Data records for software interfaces
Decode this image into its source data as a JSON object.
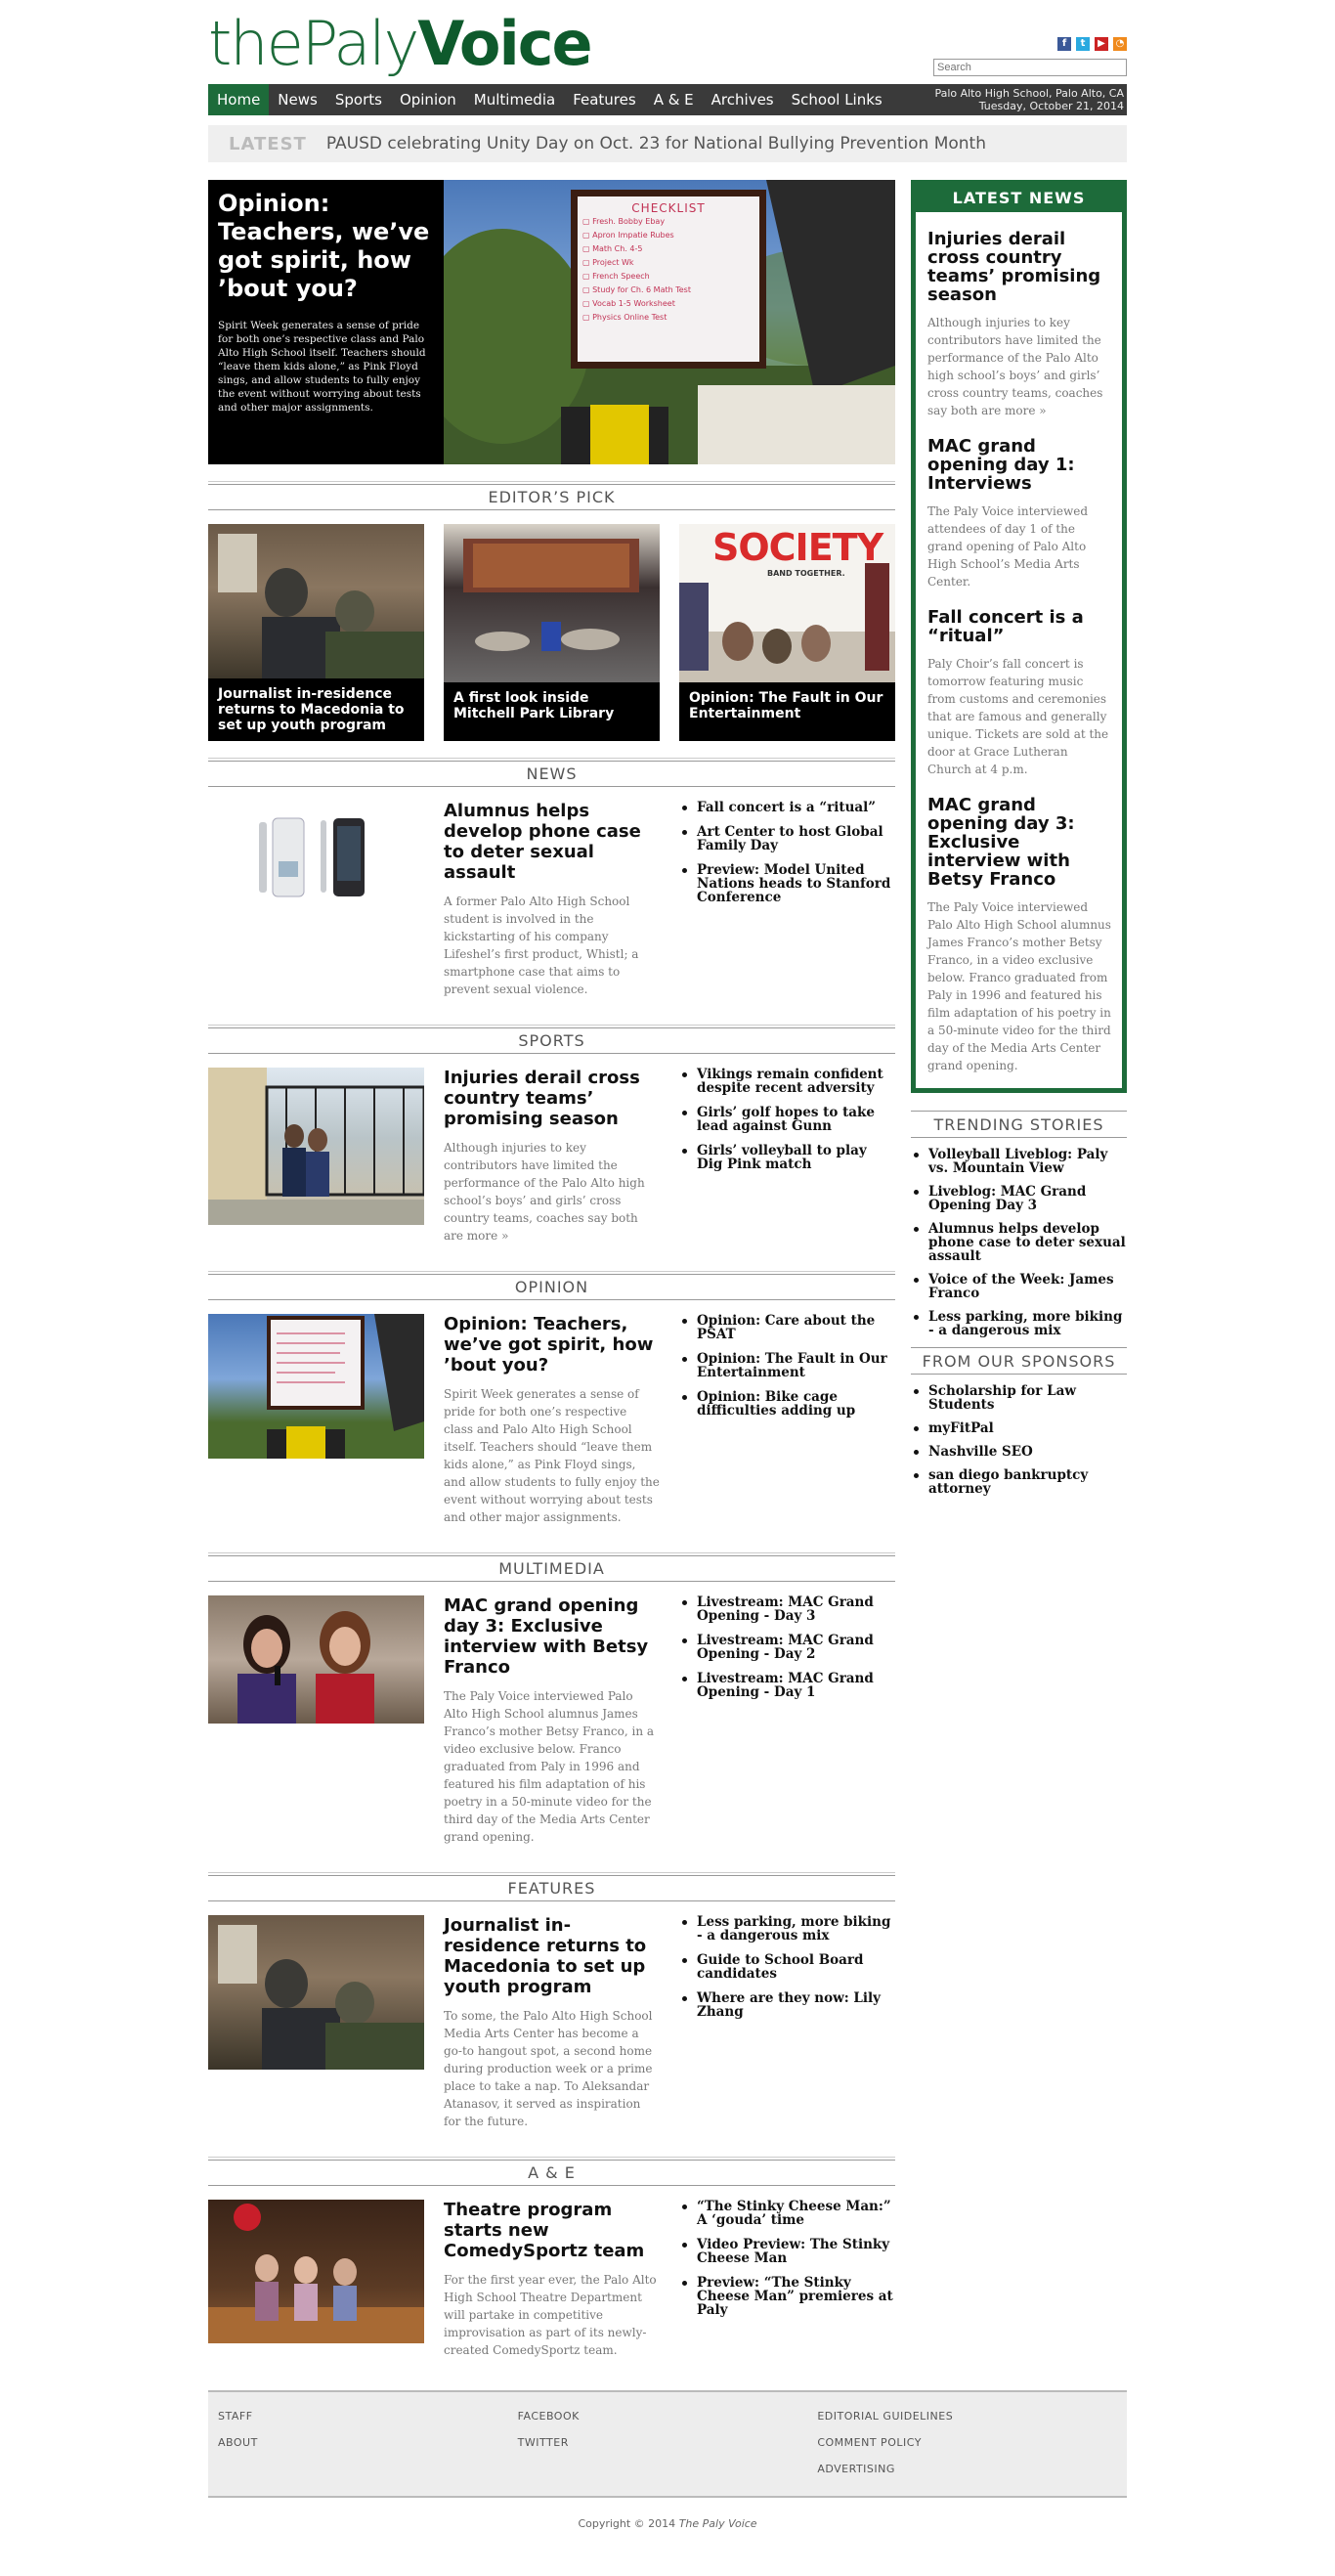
{
  "header": {
    "logo_part1": "thePaly",
    "logo_part2": "Voice",
    "search_placeholder": "Search",
    "social_icons": [
      "facebook-icon",
      "twitter-icon",
      "youtube-icon",
      "rss-icon"
    ],
    "location": "Palo Alto High School, Palo Alto, CA",
    "date": "Tuesday, October 21, 2014"
  },
  "nav": {
    "items": [
      "Home",
      "News",
      "Sports",
      "Opinion",
      "Multimedia",
      "Features",
      "A & E",
      "Archives",
      "School Links"
    ]
  },
  "latest_bar": {
    "label": "LATEST",
    "text": "PAUSD celebrating Unity Day on Oct. 23 for National Bullying Prevention Month"
  },
  "hero": {
    "title": "Opinion: Teachers, we’ve got spirit, how ’bout you?",
    "summary": "Spirit Week generates a sense of pride for both one’s respective class and Palo Alto High School itself. Teachers should “leave them kids alone,” as Pink Floyd sings, and allow students to fully enjoy the event without worrying about tests and other major assignments.",
    "board_title": "CHECKLIST",
    "board_items": [
      "Fresh. Bobby Ebay",
      "Apron Impatie Rubes",
      "Math Ch. 4-5",
      "Project Wk",
      "French Speech",
      "Study for Ch. 6 Math Test",
      "Vocab 1-5 Worksheet",
      "Physics Online Test"
    ]
  },
  "editors_pick": {
    "heading": "EDITOR’S PICK",
    "items": [
      {
        "caption": "Journalist in-residence returns to Macedonia to set up youth program"
      },
      {
        "caption": "A first look inside Mitchell Park Library"
      },
      {
        "caption": "Opinion: The Fault in Our Entertainment"
      }
    ],
    "poster_title": "SOCIETY",
    "poster_tag": "BAND TOGETHER."
  },
  "sections": [
    {
      "heading": "NEWS",
      "title": "Alumnus helps develop phone case to deter sexual assault",
      "summary": "A former Palo Alto High School student is involved in the kickstarting of his company Lifeshel’s first product, Whistl; a smartphone case that aims to prevent sexual violence.",
      "list": [
        "Fall concert is a “ritual”",
        "Art Center to host Global Family Day",
        "Preview: Model United Nations heads to Stanford Conference"
      ]
    },
    {
      "heading": "SPORTS",
      "title": "Injuries derail cross country teams’ promising season",
      "summary": "Although injuries to key contributors have limited the performance of the Palo Alto high school’s boys’ and girls’ cross country teams, coaches say both are more »",
      "list": [
        "Vikings remain confident despite recent adversity",
        "Girls’ golf hopes to take lead against Gunn",
        "Girls’ volleyball to play Dig Pink match"
      ]
    },
    {
      "heading": "OPINION",
      "title": "Opinion: Teachers, we’ve got spirit, how ’bout you?",
      "summary": "Spirit Week generates a sense of pride for both one’s respective class and Palo Alto High School itself. Teachers should “leave them kids alone,” as Pink Floyd sings, and allow students to fully enjoy the event without worrying about tests and other major assignments.",
      "list": [
        "Opinion: Care about the PSAT",
        "Opinion: The Fault in Our Entertainment",
        "Opinion: Bike cage difficulties adding up"
      ]
    },
    {
      "heading": "MULTIMEDIA",
      "title": "MAC grand opening day 3: Exclusive interview with Betsy Franco",
      "summary": "The Paly Voice interviewed Palo Alto High School alumnus James Franco’s mother Betsy Franco, in a video exclusive below. Franco graduated from Paly in 1996 and featured his film adaptation of his poetry in a 50-minute video for the third day of the Media Arts Center grand opening.",
      "list": [
        "Livestream: MAC Grand Opening - Day 3",
        "Livestream: MAC Grand Opening - Day 2",
        "Livestream: MAC Grand Opening - Day 1"
      ]
    },
    {
      "heading": "FEATURES",
      "title": "Journalist in-residence returns to Macedonia to set up youth program",
      "summary": "To some, the Palo Alto High School Media Arts Center has become a go-to hangout spot, a second home during production week or a prime place to take a nap. To Aleksandar Atanasov, it served as inspiration for the future.",
      "list": [
        "Less parking, more biking - a dangerous mix",
        "Guide to School Board candidates",
        "Where are they now: Lily Zhang"
      ]
    },
    {
      "heading": "A & E",
      "title": "Theatre program starts new ComedySportz team",
      "summary": "For the first year ever, the Palo Alto High School Theatre Department will partake in competitive improvisation as part of its newly-created ComedySportz team.",
      "list": [
        "“The Stinky Cheese Man:” A ‘gouda’ time",
        "Video Preview: The Stinky Cheese Man",
        "Preview: “The Stinky Cheese Man” premieres at Paly"
      ]
    }
  ],
  "latest_news": {
    "heading": "LATEST NEWS",
    "items": [
      {
        "title": "Injuries derail cross country teams’ promising season",
        "summary": "Although injuries to key contributors have limited the performance of the Palo Alto high school’s boys’ and girls’ cross country teams, coaches say both are more »"
      },
      {
        "title": "MAC grand opening day 1: Interviews",
        "summary": "The Paly Voice interviewed attendees of day 1 of the grand opening of Palo Alto High School’s Media Arts Center."
      },
      {
        "title": "Fall concert is a “ritual”",
        "summary": "Paly Choir’s fall concert is tomorrow featuring music from customs and ceremonies that are famous and generally unique. Tickets are sold at the door at Grace Lutheran Church at 4 p.m."
      },
      {
        "title": "MAC grand opening day 3: Exclusive interview with Betsy Franco",
        "summary": "The Paly Voice interviewed Palo Alto High School alumnus James Franco’s mother Betsy Franco, in a video exclusive below. Franco graduated from Paly in 1996 and featured his film adaptation of his poetry in a 50-minute video for the third day of the Media Arts Center grand opening."
      }
    ]
  },
  "trending": {
    "heading": "TRENDING STORIES",
    "items": [
      "Volleyball Liveblog: Paly vs. Mountain View",
      "Liveblog: MAC Grand Opening Day 3",
      "Alumnus helps develop phone case to deter sexual assault",
      "Voice of the Week: James Franco",
      "Less parking, more biking - a dangerous mix"
    ]
  },
  "sponsors": {
    "heading": "FROM OUR SPONSORS",
    "items": [
      "Scholarship for Law Students",
      "myFitPal",
      "Nashville SEO",
      "san diego bankruptcy attorney"
    ]
  },
  "footer": {
    "col1": [
      "STAFF",
      "ABOUT"
    ],
    "col2": [
      "FACEBOOK",
      "TWITTER"
    ],
    "col3": [
      "EDITORIAL GUIDELINES",
      "COMMENT POLICY",
      "ADVERTISING"
    ],
    "copyright_prefix": "Copyright © 2014",
    "copyright_name": "The Paly Voice"
  },
  "colors": {
    "brand_green": "#1d6b3a",
    "nav_bg": "#3a3a3a"
  }
}
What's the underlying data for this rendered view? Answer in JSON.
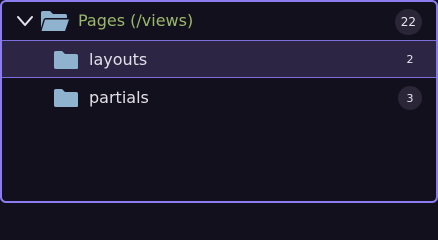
{
  "explorer": {
    "group": {
      "label": "Pages (/views)",
      "count": "22",
      "icon": "folder-open-icon",
      "expanded": true
    },
    "items": [
      {
        "label": "layouts",
        "count": "2",
        "icon": "folder-icon",
        "selected": true
      },
      {
        "label": "partials",
        "count": "3",
        "icon": "folder-icon",
        "selected": false
      }
    ]
  },
  "colors": {
    "border": "#8b7cf0",
    "background": "#13101d",
    "selected_background": "#2d2544",
    "folder": "#8fb3cf",
    "group_label": "#9ab86a",
    "item_label": "#e2dfe8",
    "badge_background": "#2a2637"
  }
}
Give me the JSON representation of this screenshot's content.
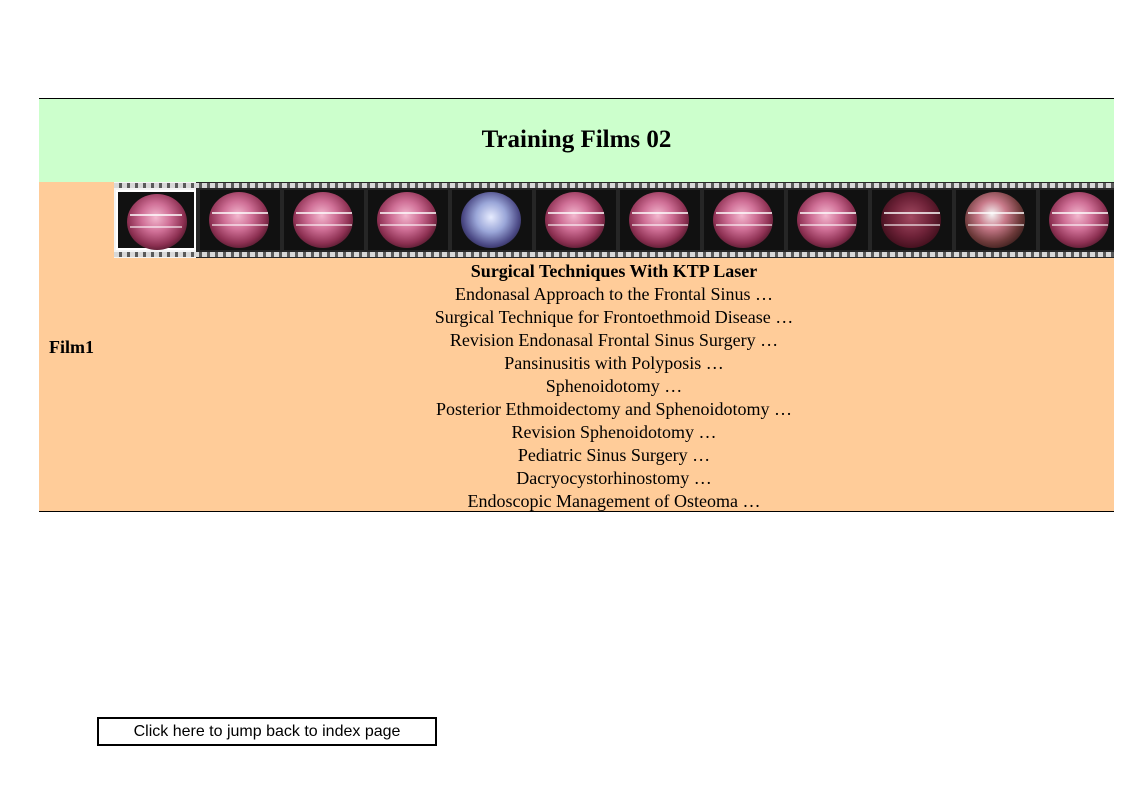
{
  "title": "Training Films 02",
  "row_label": "Film1",
  "film_strip": {
    "frames": [
      {
        "icon": "endoscopic-thumbnail-icon",
        "tone": "pink"
      },
      {
        "icon": "endoscopic-thumbnail-icon",
        "tone": "pink"
      },
      {
        "icon": "endoscopic-thumbnail-icon",
        "tone": "pink"
      },
      {
        "icon": "endoscopic-thumbnail-icon",
        "tone": "pink"
      },
      {
        "icon": "endoscopic-thumbnail-icon",
        "tone": "blue"
      },
      {
        "icon": "endoscopic-thumbnail-icon",
        "tone": "pink"
      },
      {
        "icon": "endoscopic-thumbnail-icon",
        "tone": "pink"
      },
      {
        "icon": "endoscopic-thumbnail-icon",
        "tone": "pink"
      },
      {
        "icon": "endoscopic-thumbnail-icon",
        "tone": "pink"
      },
      {
        "icon": "endoscopic-thumbnail-icon",
        "tone": "dark"
      },
      {
        "icon": "endoscopic-thumbnail-icon",
        "tone": "green"
      },
      {
        "icon": "endoscopic-thumbnail-icon",
        "tone": "pink"
      }
    ]
  },
  "films": {
    "heading": "Surgical Techniques With KTP Laser",
    "items": [
      "Endonasal Approach to the Frontal Sinus …",
      "Surgical Technique for Frontoethmoid Disease …",
      "Revision Endonasal Frontal Sinus Surgery …",
      "Pansinusitis with Polyposis …",
      "Sphenoidotomy …",
      "Posterior Ethmoidectomy and Sphenoidotomy …",
      "Revision Sphenoidotomy …",
      "Pediatric Sinus Surgery …",
      "Dacryocystorhinostomy …",
      "Endoscopic Management of Osteoma …"
    ]
  },
  "back_link": "Click here to jump back to index page",
  "colors": {
    "title_background": "#ccffcc",
    "body_background": "#ffcc99"
  }
}
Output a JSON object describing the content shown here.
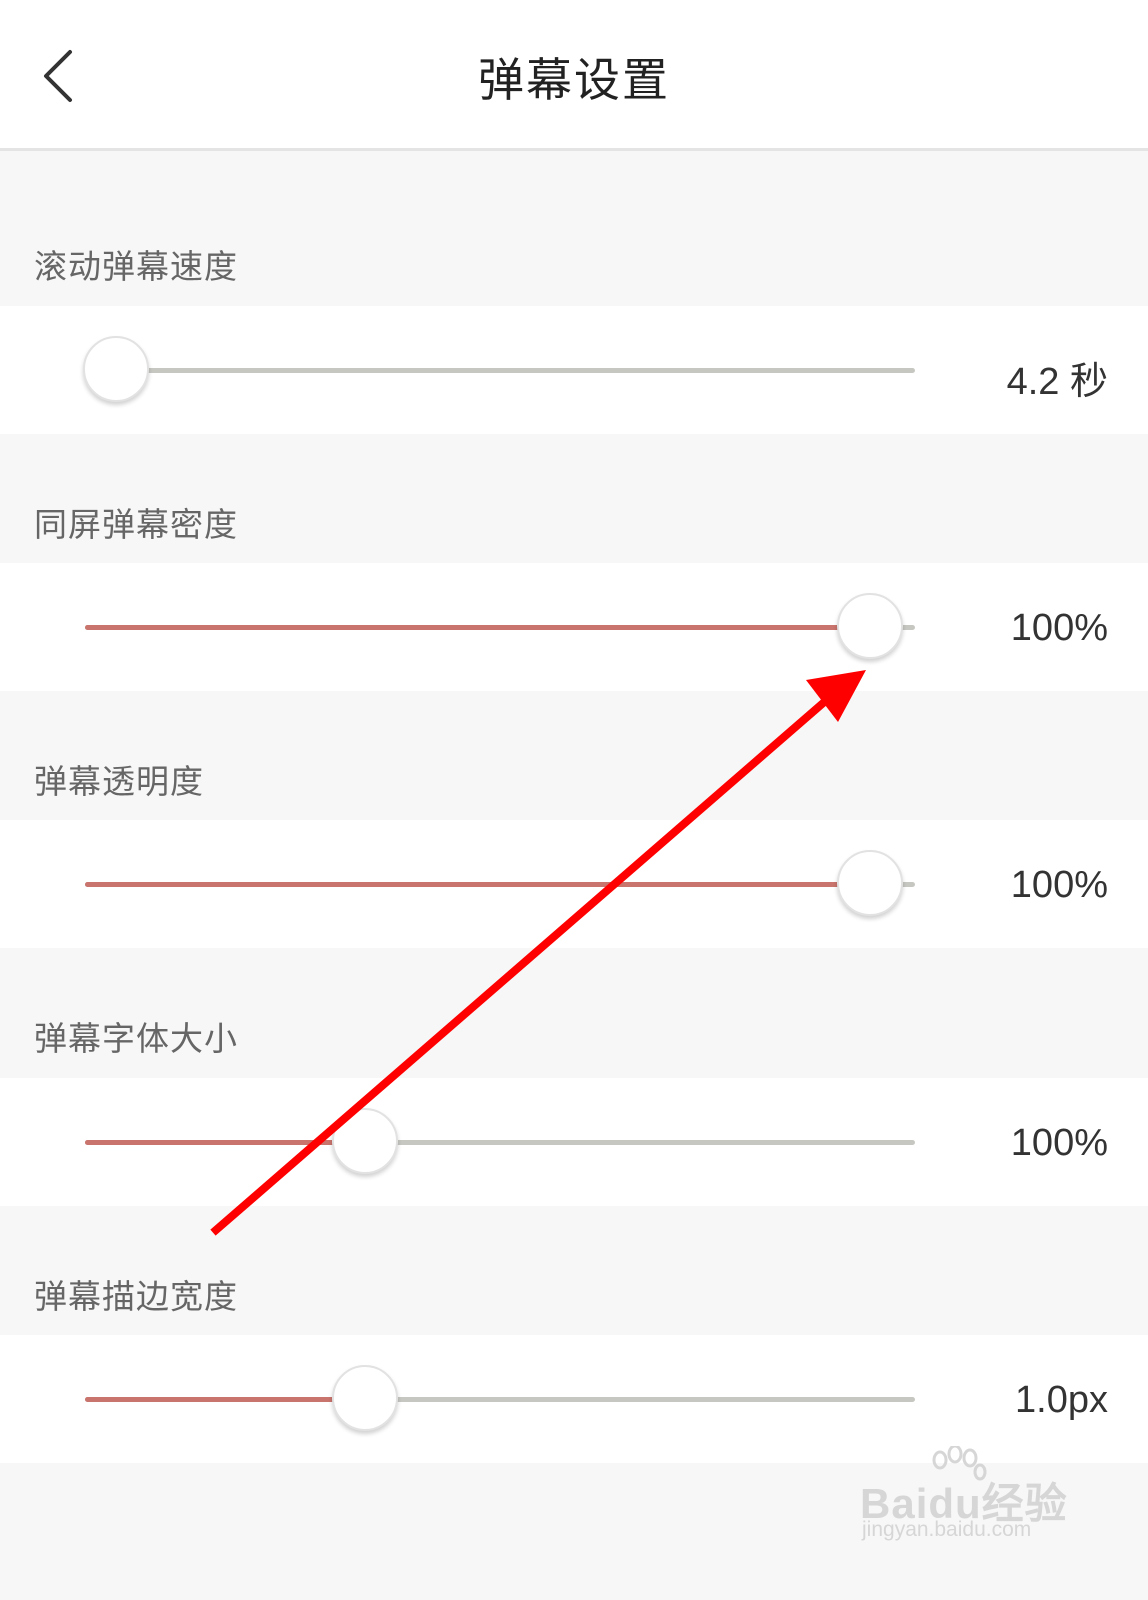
{
  "header": {
    "title": "弹幕设置"
  },
  "settings": [
    {
      "label": "滚动弹幕速度",
      "value_text": "4.2 秒",
      "level": 0.0
    },
    {
      "label": "同屏弹幕密度",
      "value_text": "100%",
      "level": 1.0
    },
    {
      "label": "弹幕透明度",
      "value_text": "100%",
      "level": 1.0
    },
    {
      "label": "弹幕字体大小",
      "value_text": "100%",
      "level": 0.33
    },
    {
      "label": "弹幕描边宽度",
      "value_text": "1.0px",
      "level": 0.33
    }
  ],
  "colors": {
    "accent": "#c9746d",
    "track": "#c7c7c2",
    "annotation_arrow": "#ff0000"
  },
  "icons": {
    "back": "chevron-left-icon",
    "watermark": "baidu-paw-icon"
  },
  "watermark": {
    "logo": "Baidu经验",
    "url": "jingyan.baidu.com"
  }
}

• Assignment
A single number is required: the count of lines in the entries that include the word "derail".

• Written solution
2